▽

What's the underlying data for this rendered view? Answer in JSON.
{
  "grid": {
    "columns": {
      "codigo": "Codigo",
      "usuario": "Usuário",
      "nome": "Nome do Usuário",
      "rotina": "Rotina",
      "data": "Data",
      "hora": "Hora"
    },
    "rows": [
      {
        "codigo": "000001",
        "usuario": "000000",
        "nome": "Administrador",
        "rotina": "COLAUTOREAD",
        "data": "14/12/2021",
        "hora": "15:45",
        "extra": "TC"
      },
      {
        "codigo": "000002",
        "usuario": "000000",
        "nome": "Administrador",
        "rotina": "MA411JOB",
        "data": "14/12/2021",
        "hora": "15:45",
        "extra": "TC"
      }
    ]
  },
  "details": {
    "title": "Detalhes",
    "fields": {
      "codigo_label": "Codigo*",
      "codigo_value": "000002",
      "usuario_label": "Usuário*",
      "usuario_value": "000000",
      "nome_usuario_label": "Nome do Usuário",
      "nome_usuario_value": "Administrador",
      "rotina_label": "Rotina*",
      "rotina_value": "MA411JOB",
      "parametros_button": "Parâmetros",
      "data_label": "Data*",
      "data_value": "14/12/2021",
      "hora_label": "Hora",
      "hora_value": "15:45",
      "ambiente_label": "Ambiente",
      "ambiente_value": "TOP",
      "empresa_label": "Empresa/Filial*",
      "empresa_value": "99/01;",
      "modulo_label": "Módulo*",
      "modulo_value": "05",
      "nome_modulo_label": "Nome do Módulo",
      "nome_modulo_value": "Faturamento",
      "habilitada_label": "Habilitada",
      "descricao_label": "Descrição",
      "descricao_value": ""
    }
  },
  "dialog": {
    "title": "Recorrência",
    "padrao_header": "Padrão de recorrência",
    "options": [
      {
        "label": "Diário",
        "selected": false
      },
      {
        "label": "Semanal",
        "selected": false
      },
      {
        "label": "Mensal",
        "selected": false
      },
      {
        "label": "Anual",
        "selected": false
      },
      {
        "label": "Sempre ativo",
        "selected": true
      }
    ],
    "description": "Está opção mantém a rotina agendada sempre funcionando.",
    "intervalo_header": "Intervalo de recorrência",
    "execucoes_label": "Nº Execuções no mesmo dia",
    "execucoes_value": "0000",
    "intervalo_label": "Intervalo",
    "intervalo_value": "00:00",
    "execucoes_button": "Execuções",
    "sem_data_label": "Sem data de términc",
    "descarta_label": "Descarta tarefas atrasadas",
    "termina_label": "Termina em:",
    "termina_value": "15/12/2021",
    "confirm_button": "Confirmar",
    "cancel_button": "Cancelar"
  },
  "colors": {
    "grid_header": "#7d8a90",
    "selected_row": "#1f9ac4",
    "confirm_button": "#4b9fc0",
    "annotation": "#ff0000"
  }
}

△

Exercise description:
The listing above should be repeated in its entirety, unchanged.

Solution to this task:
What's the underlying data for this rendered view? Answer in JSON.
{
  "grid": {
    "columns": {
      "codigo": "Codigo",
      "usuario": "Usuário",
      "nome": "Nome do Usuário",
      "rotina": "Rotina",
      "data": "Data",
      "hora": "Hora"
    },
    "rows": [
      {
        "codigo": "000001",
        "usuario": "000000",
        "nome": "Administrador",
        "rotina": "COLAUTOREAD",
        "data": "14/12/2021",
        "hora": "15:45",
        "extra": "TC"
      },
      {
        "codigo": "000002",
        "usuario": "000000",
        "nome": "Administrador",
        "rotina": "MA411JOB",
        "data": "14/12/2021",
        "hora": "15:45",
        "extra": "TC"
      }
    ]
  },
  "details": {
    "title": "Detalhes",
    "fields": {
      "codigo_label": "Codigo*",
      "codigo_value": "000002",
      "usuario_label": "Usuário*",
      "usuario_value": "000000",
      "nome_usuario_label": "Nome do Usuário",
      "nome_usuario_value": "Administrador",
      "rotina_label": "Rotina*",
      "rotina_value": "MA411JOB",
      "parametros_button": "Parâmetros",
      "data_label": "Data*",
      "data_value": "14/12/2021",
      "hora_label": "Hora",
      "hora_value": "15:45",
      "ambiente_label": "Ambiente",
      "ambiente_value": "TOP",
      "empresa_label": "Empresa/Filial*",
      "empresa_value": "99/01;",
      "modulo_label": "Módulo*",
      "modulo_value": "05",
      "nome_modulo_label": "Nome do Módulo",
      "nome_modulo_value": "Faturamento",
      "habilitada_label": "Habilitada",
      "descricao_label": "Descrição",
      "descricao_value": ""
    }
  },
  "dialog": {
    "title": "Recorrência",
    "padrao_header": "Padrão de recorrência",
    "options": [
      {
        "label": "Diário",
        "selected": false
      },
      {
        "label": "Semanal",
        "selected": false
      },
      {
        "label": "Mensal",
        "selected": false
      },
      {
        "label": "Anual",
        "selected": false
      },
      {
        "label": "Sempre ativo",
        "selected": true
      }
    ],
    "description": "Está opção mantém a rotina agendada sempre funcionando.",
    "intervalo_header": "Intervalo de recorrência",
    "execucoes_label": "Nº Execuções no mesmo dia",
    "execucoes_value": "0000",
    "intervalo_label": "Intervalo",
    "intervalo_value": "00:00",
    "execucoes_button": "Execuções",
    "sem_data_label": "Sem data de términc",
    "descarta_label": "Descarta tarefas atrasadas",
    "termina_label": "Termina em:",
    "termina_value": "15/12/2021",
    "confirm_button": "Confirmar",
    "cancel_button": "Cancelar"
  },
  "colors": {
    "grid_header": "#7d8a90",
    "selected_row": "#1f9ac4",
    "confirm_button": "#4b9fc0",
    "annotation": "#ff0000"
  }
}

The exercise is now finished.